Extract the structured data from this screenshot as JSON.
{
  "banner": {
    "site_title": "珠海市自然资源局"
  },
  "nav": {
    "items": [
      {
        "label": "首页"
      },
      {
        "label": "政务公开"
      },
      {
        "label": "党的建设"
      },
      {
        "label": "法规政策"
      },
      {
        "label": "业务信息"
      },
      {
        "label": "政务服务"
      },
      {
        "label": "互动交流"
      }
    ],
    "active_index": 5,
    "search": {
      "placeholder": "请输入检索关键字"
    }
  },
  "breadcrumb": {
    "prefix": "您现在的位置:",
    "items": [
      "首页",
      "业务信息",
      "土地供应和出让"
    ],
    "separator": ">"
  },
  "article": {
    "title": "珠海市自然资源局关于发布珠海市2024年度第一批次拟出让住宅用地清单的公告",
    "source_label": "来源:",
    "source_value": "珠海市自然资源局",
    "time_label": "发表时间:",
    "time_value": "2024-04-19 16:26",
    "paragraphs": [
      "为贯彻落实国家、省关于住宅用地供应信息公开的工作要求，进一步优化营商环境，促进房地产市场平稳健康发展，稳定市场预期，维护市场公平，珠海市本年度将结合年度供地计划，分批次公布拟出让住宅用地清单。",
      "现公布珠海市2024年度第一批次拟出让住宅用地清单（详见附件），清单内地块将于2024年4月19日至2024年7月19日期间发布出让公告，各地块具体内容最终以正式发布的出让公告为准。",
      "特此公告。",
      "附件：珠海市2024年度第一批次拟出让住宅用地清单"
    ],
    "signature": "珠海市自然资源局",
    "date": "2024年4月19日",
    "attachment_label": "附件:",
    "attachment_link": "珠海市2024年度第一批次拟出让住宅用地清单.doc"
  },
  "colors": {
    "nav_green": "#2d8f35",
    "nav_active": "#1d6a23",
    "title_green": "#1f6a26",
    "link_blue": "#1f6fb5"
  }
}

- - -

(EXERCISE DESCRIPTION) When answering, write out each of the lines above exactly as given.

(RESPONSE TO THIS TASK)
Extract the structured data from this screenshot as JSON.
{
  "banner": {
    "site_title": "珠海市自然资源局"
  },
  "nav": {
    "items": [
      {
        "label": "首页"
      },
      {
        "label": "政务公开"
      },
      {
        "label": "党的建设"
      },
      {
        "label": "法规政策"
      },
      {
        "label": "业务信息"
      },
      {
        "label": "政务服务"
      },
      {
        "label": "互动交流"
      }
    ],
    "active_index": 5,
    "search": {
      "placeholder": "请输入检索关键字"
    }
  },
  "breadcrumb": {
    "prefix": "您现在的位置:",
    "items": [
      "首页",
      "业务信息",
      "土地供应和出让"
    ],
    "separator": ">"
  },
  "article": {
    "title": "珠海市自然资源局关于发布珠海市2024年度第一批次拟出让住宅用地清单的公告",
    "source_label": "来源:",
    "source_value": "珠海市自然资源局",
    "time_label": "发表时间:",
    "time_value": "2024-04-19 16:26",
    "paragraphs": [
      "为贯彻落实国家、省关于住宅用地供应信息公开的工作要求，进一步优化营商环境，促进房地产市场平稳健康发展，稳定市场预期，维护市场公平，珠海市本年度将结合年度供地计划，分批次公布拟出让住宅用地清单。",
      "现公布珠海市2024年度第一批次拟出让住宅用地清单（详见附件），清单内地块将于2024年4月19日至2024年7月19日期间发布出让公告，各地块具体内容最终以正式发布的出让公告为准。",
      "特此公告。",
      "附件：珠海市2024年度第一批次拟出让住宅用地清单"
    ],
    "signature": "珠海市自然资源局",
    "date": "2024年4月19日",
    "attachment_label": "附件:",
    "attachment_link": "珠海市2024年度第一批次拟出让住宅用地清单.doc"
  },
  "colors": {
    "nav_green": "#2d8f35",
    "nav_active": "#1d6a23",
    "title_green": "#1f6a26",
    "link_blue": "#1f6fb5"
  }
}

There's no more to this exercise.